TO DO. Where in the data does the word "JSON" appear? Find those lines and copy them.
---------- GIVEN INFORMATION
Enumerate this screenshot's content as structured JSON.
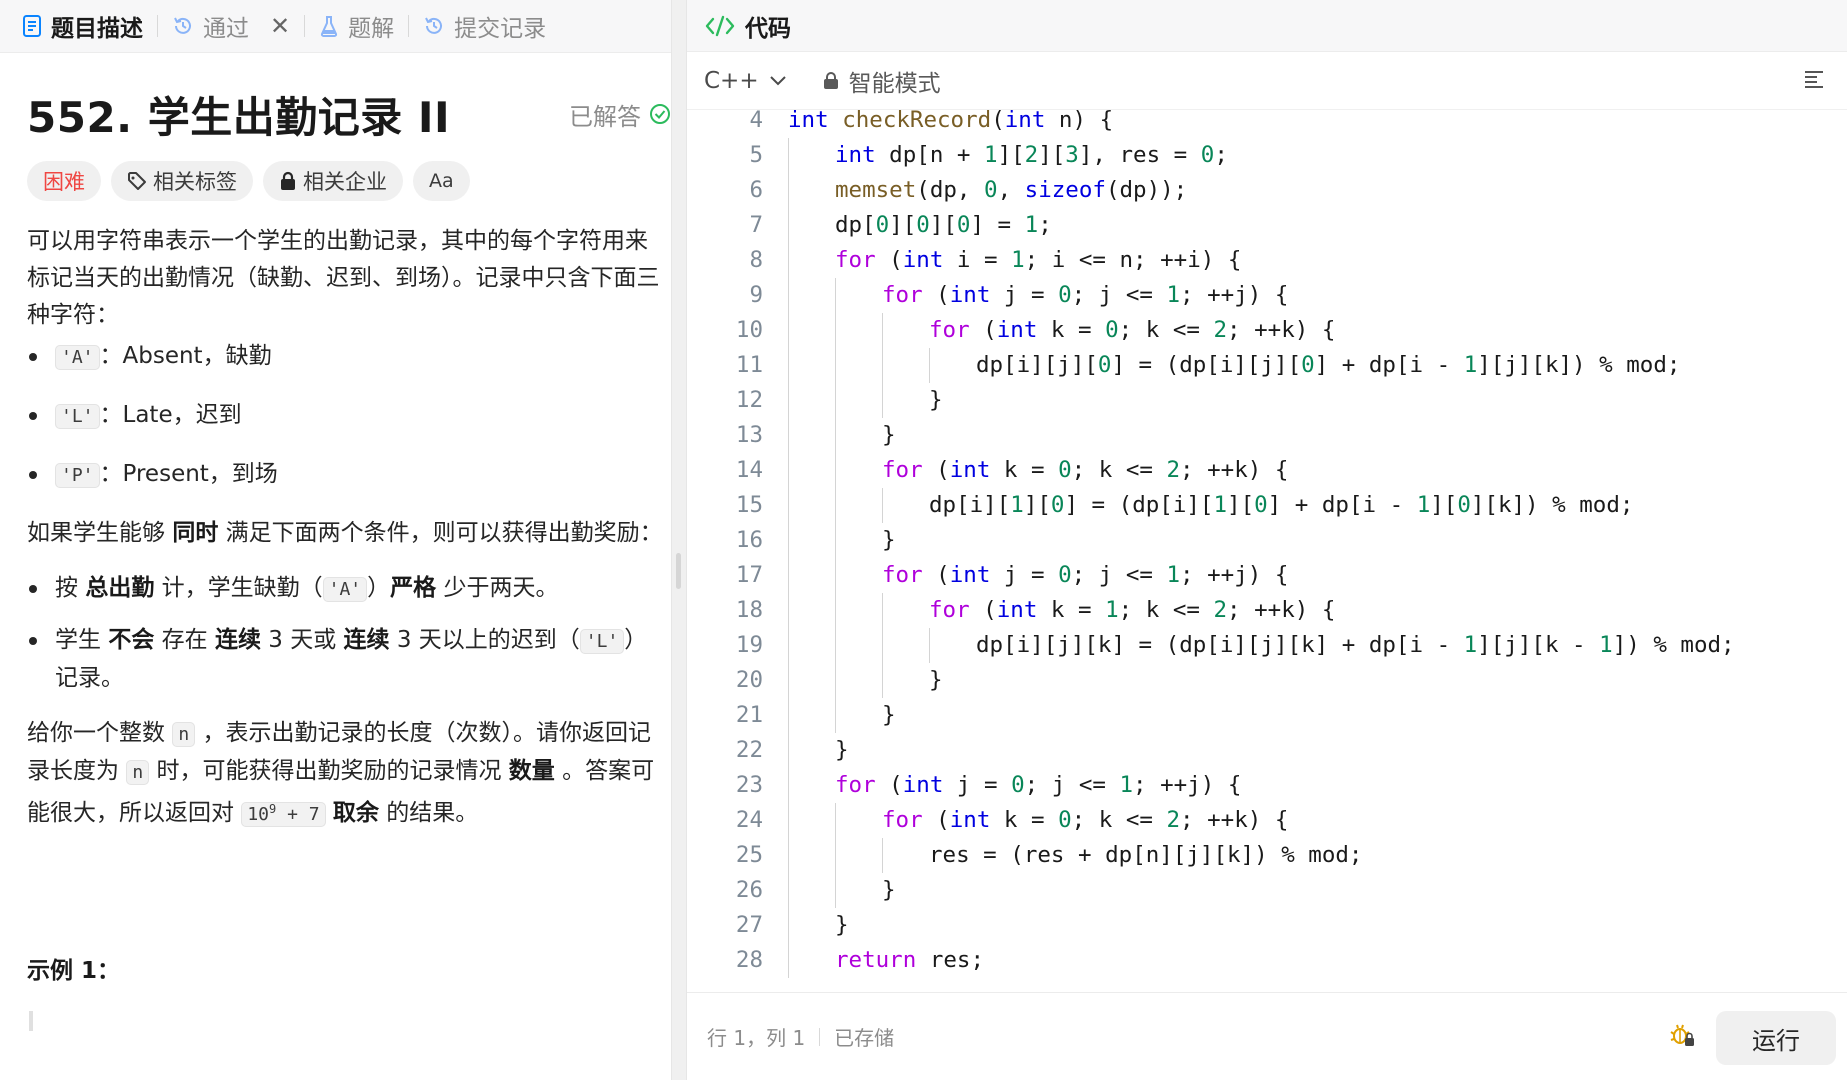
{
  "left_tabs": [
    {
      "label": "题目描述"
    },
    {
      "label": "通过"
    },
    {
      "label": "题解"
    },
    {
      "label": "提交记录"
    }
  ],
  "problem": {
    "title": "552. 学生出勤记录 II",
    "solved_label": "已解答",
    "difficulty": "困难",
    "tag_related": "相关标签",
    "tag_company": "相关企业",
    "font_toggle": "Aa"
  },
  "description": {
    "intro": "可以用字符串表示一个学生的出勤记录，其中的每个字符用来标记当天的出勤情况（缺勤、迟到、到场）。记录中只含下面三种字符：",
    "chars": [
      {
        "code": "'A'",
        "text": "：Absent，缺勤"
      },
      {
        "code": "'L'",
        "text": "：Late，迟到"
      },
      {
        "code": "'P'",
        "text": "：Present，到场"
      }
    ],
    "cond_intro_a": "如果学生能够 ",
    "cond_intro_b": "同时",
    "cond_intro_c": " 满足下面两个条件，则可以获得出勤奖励：",
    "cond1_a": "按 ",
    "cond1_b": "总出勤",
    "cond1_c": " 计，学生缺勤（",
    "cond1_code": "'A'",
    "cond1_d": "）",
    "cond1_e": "严格",
    "cond1_f": " 少于两天。",
    "cond2_a": "学生 ",
    "cond2_b": "不会",
    "cond2_c": " 存在 ",
    "cond2_d": "连续",
    "cond2_e": " 3 天或 ",
    "cond2_f": "连续",
    "cond2_g": " 3 天以上的迟到（",
    "cond2_code": "'L'",
    "cond2_h": "）记录。",
    "task_a": "给你一个整数 ",
    "task_n1": "n",
    "task_b": " ，表示出勤记录的长度（次数）。请你返回记录长度为 ",
    "task_n2": "n",
    "task_c": " 时，可能获得出勤奖励的记录情况 ",
    "task_d": "数量",
    "task_e": " 。答案可能很大，所以返回对 ",
    "task_mod_base": "10",
    "task_mod_exp": "9",
    "task_mod_rest": " + 7",
    "task_f": " ",
    "task_g": "取余",
    "task_h": " 的结果。",
    "example_title": "示例 1："
  },
  "code_panel": {
    "header": "代码",
    "language": "C++",
    "mode": "智能模式"
  },
  "code_lines": [
    {
      "n": "4",
      "indent": 1,
      "tokens": [
        [
          "ty",
          "int"
        ],
        [
          "p",
          " "
        ],
        [
          "fn",
          "checkRecord"
        ],
        [
          "p",
          "("
        ],
        [
          "ty",
          "int"
        ],
        [
          "p",
          " n) {"
        ]
      ]
    },
    {
      "n": "5",
      "indent": 2,
      "tokens": [
        [
          "ty",
          "int"
        ],
        [
          "p",
          " dp[n + "
        ],
        [
          "nm",
          "1"
        ],
        [
          "p",
          "]["
        ],
        [
          "nm",
          "2"
        ],
        [
          "p",
          "]["
        ],
        [
          "nm",
          "3"
        ],
        [
          "p",
          "], res = "
        ],
        [
          "nm",
          "0"
        ],
        [
          "p",
          ";"
        ]
      ]
    },
    {
      "n": "6",
      "indent": 2,
      "tokens": [
        [
          "fn",
          "memset"
        ],
        [
          "p",
          "(dp, "
        ],
        [
          "nm",
          "0"
        ],
        [
          "p",
          ", "
        ],
        [
          "k",
          "sizeof"
        ],
        [
          "p",
          "(dp));"
        ]
      ]
    },
    {
      "n": "7",
      "indent": 2,
      "tokens": [
        [
          "p",
          "dp["
        ],
        [
          "nm",
          "0"
        ],
        [
          "p",
          "]["
        ],
        [
          "nm",
          "0"
        ],
        [
          "p",
          "]["
        ],
        [
          "nm",
          "0"
        ],
        [
          "p",
          "] = "
        ],
        [
          "nm",
          "1"
        ],
        [
          "p",
          ";"
        ]
      ]
    },
    {
      "n": "8",
      "indent": 2,
      "tokens": [
        [
          "kw",
          "for"
        ],
        [
          "p",
          " ("
        ],
        [
          "ty",
          "int"
        ],
        [
          "p",
          " i = "
        ],
        [
          "nm",
          "1"
        ],
        [
          "p",
          "; i <= n; ++i) {"
        ]
      ]
    },
    {
      "n": "9",
      "indent": 3,
      "tokens": [
        [
          "kw",
          "for"
        ],
        [
          "p",
          " ("
        ],
        [
          "ty",
          "int"
        ],
        [
          "p",
          " j = "
        ],
        [
          "nm",
          "0"
        ],
        [
          "p",
          "; j <= "
        ],
        [
          "nm",
          "1"
        ],
        [
          "p",
          "; ++j) {"
        ]
      ]
    },
    {
      "n": "10",
      "indent": 4,
      "tokens": [
        [
          "kw",
          "for"
        ],
        [
          "p",
          " ("
        ],
        [
          "ty",
          "int"
        ],
        [
          "p",
          " k = "
        ],
        [
          "nm",
          "0"
        ],
        [
          "p",
          "; k <= "
        ],
        [
          "nm",
          "2"
        ],
        [
          "p",
          "; ++k) {"
        ]
      ]
    },
    {
      "n": "11",
      "indent": 5,
      "tokens": [
        [
          "p",
          "dp[i][j]["
        ],
        [
          "nm",
          "0"
        ],
        [
          "p",
          "] = (dp[i][j]["
        ],
        [
          "nm",
          "0"
        ],
        [
          "p",
          "] + dp[i - "
        ],
        [
          "nm",
          "1"
        ],
        [
          "p",
          "][j][k]) % mod;"
        ]
      ]
    },
    {
      "n": "12",
      "indent": 4,
      "tokens": [
        [
          "p",
          "}"
        ]
      ]
    },
    {
      "n": "13",
      "indent": 3,
      "tokens": [
        [
          "p",
          "}"
        ]
      ]
    },
    {
      "n": "14",
      "indent": 3,
      "tokens": [
        [
          "kw",
          "for"
        ],
        [
          "p",
          " ("
        ],
        [
          "ty",
          "int"
        ],
        [
          "p",
          " k = "
        ],
        [
          "nm",
          "0"
        ],
        [
          "p",
          "; k <= "
        ],
        [
          "nm",
          "2"
        ],
        [
          "p",
          "; ++k) {"
        ]
      ]
    },
    {
      "n": "15",
      "indent": 4,
      "tokens": [
        [
          "p",
          "dp[i]["
        ],
        [
          "nm",
          "1"
        ],
        [
          "p",
          "]["
        ],
        [
          "nm",
          "0"
        ],
        [
          "p",
          "] = (dp[i]["
        ],
        [
          "nm",
          "1"
        ],
        [
          "p",
          "]["
        ],
        [
          "nm",
          "0"
        ],
        [
          "p",
          "] + dp[i - "
        ],
        [
          "nm",
          "1"
        ],
        [
          "p",
          "]["
        ],
        [
          "nm",
          "0"
        ],
        [
          "p",
          "][k]) % mod;"
        ]
      ]
    },
    {
      "n": "16",
      "indent": 3,
      "tokens": [
        [
          "p",
          "}"
        ]
      ]
    },
    {
      "n": "17",
      "indent": 3,
      "tokens": [
        [
          "kw",
          "for"
        ],
        [
          "p",
          " ("
        ],
        [
          "ty",
          "int"
        ],
        [
          "p",
          " j = "
        ],
        [
          "nm",
          "0"
        ],
        [
          "p",
          "; j <= "
        ],
        [
          "nm",
          "1"
        ],
        [
          "p",
          "; ++j) {"
        ]
      ]
    },
    {
      "n": "18",
      "indent": 4,
      "tokens": [
        [
          "kw",
          "for"
        ],
        [
          "p",
          " ("
        ],
        [
          "ty",
          "int"
        ],
        [
          "p",
          " k = "
        ],
        [
          "nm",
          "1"
        ],
        [
          "p",
          "; k <= "
        ],
        [
          "nm",
          "2"
        ],
        [
          "p",
          "; ++k) {"
        ]
      ]
    },
    {
      "n": "19",
      "indent": 5,
      "tokens": [
        [
          "p",
          "dp[i][j][k] = (dp[i][j][k] + dp[i - "
        ],
        [
          "nm",
          "1"
        ],
        [
          "p",
          "][j][k - "
        ],
        [
          "nm",
          "1"
        ],
        [
          "p",
          "]) % mod;"
        ]
      ]
    },
    {
      "n": "20",
      "indent": 4,
      "tokens": [
        [
          "p",
          "}"
        ]
      ]
    },
    {
      "n": "21",
      "indent": 3,
      "tokens": [
        [
          "p",
          "}"
        ]
      ]
    },
    {
      "n": "22",
      "indent": 2,
      "tokens": [
        [
          "p",
          "}"
        ]
      ]
    },
    {
      "n": "23",
      "indent": 2,
      "tokens": [
        [
          "kw",
          "for"
        ],
        [
          "p",
          " ("
        ],
        [
          "ty",
          "int"
        ],
        [
          "p",
          " j = "
        ],
        [
          "nm",
          "0"
        ],
        [
          "p",
          "; j <= "
        ],
        [
          "nm",
          "1"
        ],
        [
          "p",
          "; ++j) {"
        ]
      ]
    },
    {
      "n": "24",
      "indent": 3,
      "tokens": [
        [
          "kw",
          "for"
        ],
        [
          "p",
          " ("
        ],
        [
          "ty",
          "int"
        ],
        [
          "p",
          " k = "
        ],
        [
          "nm",
          "0"
        ],
        [
          "p",
          "; k <= "
        ],
        [
          "nm",
          "2"
        ],
        [
          "p",
          "; ++k) {"
        ]
      ]
    },
    {
      "n": "25",
      "indent": 4,
      "tokens": [
        [
          "p",
          "res = (res + dp[n][j][k]) % mod;"
        ]
      ]
    },
    {
      "n": "26",
      "indent": 3,
      "tokens": [
        [
          "p",
          "}"
        ]
      ]
    },
    {
      "n": "27",
      "indent": 2,
      "tokens": [
        [
          "p",
          "}"
        ]
      ]
    },
    {
      "n": "28",
      "indent": 2,
      "tokens": [
        [
          "kw",
          "return"
        ],
        [
          "p",
          " res;"
        ]
      ]
    }
  ],
  "statusbar": {
    "position": "行 1，列 1",
    "saved": "已存储",
    "run_label": "运行"
  },
  "colors": {
    "accent_blue": "#0a84ff",
    "hard_red": "#ef4743",
    "solved_green": "#2cbb5d"
  }
}
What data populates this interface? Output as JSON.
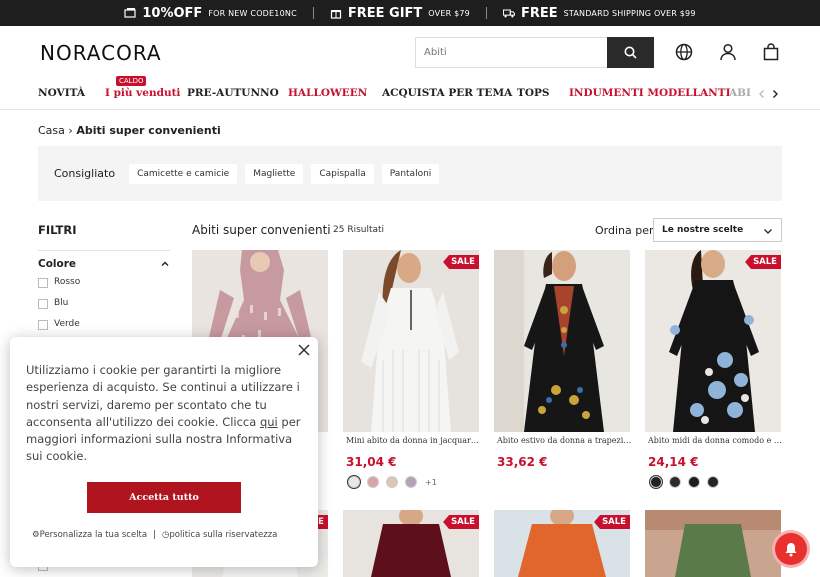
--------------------
ANSWER SPACE.
Enumerate this screenshot's content as structured JSON.
What data populates this interface? Output as JSON.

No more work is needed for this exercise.